Every cobble yard in Budhpura now proudly displays a large entrance sign, in both Hindi & English, stating that this yard is a child labour free zone. A symbolic statement maybe but a statement all the less. Far more than this though, it sends out a message to everyone that children should not be working in this yard and where a rule exists, so does a mechanism of ensuring the rules are followed. Local people are encouraged to report any signs of child labour in the CLFZ cobble yards and a fining system is in place for any yard that is found to employ children. A local compliance officer has also been employed to visit the cobble yards. This permanent presence is both a deterrent and a reminder of the commitment made by the cobble traders union.
There are drawbacks though and nobody is suggesting that the job is done. One drawback is that children are still engaged in homework. While no one is suggesting that work, albeit carried out at home, is acceptable, it’s a lot more palatable than children spending the entire day in a full scale yard environment.
It’s also worth clarifying there is a big difference between a child slogging all day in a fully working cobble yard (child labour) and a child spending a few hours at home in the evening working to supplement the family income (child work). Like everything in life, there is a balance to strike and we have to find ways of making this work for everybody as we wean a society off child labour.
The fact is that every man, woman and child over the age of 5 in Budhpura can turn their hands to making cobbles. It’s not a nice fact but it’s something we need to accept and understand because it’s only through understanding that we can truly gain the wisdom required to support change.

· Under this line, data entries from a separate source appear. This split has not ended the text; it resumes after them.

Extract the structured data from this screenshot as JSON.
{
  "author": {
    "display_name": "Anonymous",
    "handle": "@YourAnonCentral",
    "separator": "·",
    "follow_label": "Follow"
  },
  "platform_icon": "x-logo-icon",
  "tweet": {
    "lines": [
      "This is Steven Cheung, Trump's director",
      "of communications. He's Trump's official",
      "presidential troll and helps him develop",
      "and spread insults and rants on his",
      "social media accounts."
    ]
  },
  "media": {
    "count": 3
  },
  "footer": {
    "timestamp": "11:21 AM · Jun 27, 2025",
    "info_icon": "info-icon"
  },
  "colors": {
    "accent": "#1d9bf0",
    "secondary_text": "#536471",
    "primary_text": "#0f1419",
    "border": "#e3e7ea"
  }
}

The last thing the project wants to do is push child labour into areas where it’s less visible. The compliance officer employed to monitor child labour in the cobble yards is also closely monitoring the cobbles getting produced at home to make sure child labour is not taking place in the home. To reiterate the point, there is a big difference between a child making some cobbles at home in the evening to supplement the family income and a child who spends all day in the home environment making cobbles. The former is an acceptable level of child work, while the latter is just another form of child labour and clearly unacceptable. The compliance office has a keen eye to the difference between child labour and child work and will report any issues of child labour in the home to the cobble traders union. To prevent child labour taking place in the home environment, the cobble traders union have made a commitment to not purchase any cobbles made at home using child labour.
The self-policing is evident and all points to the community taking care of what is a community problem. This is what the project has always been about. Empowering people to stand up and take ownership of their own community. We’ve seen criticism from some quarters that the project is nothing more than a charity project. This couldn’t be further from the truth. Strong institutions are springing up in Budhpura, like the cobble traders union, and it’s these institutions that will continue to fight the battle against child labour long after we have gone.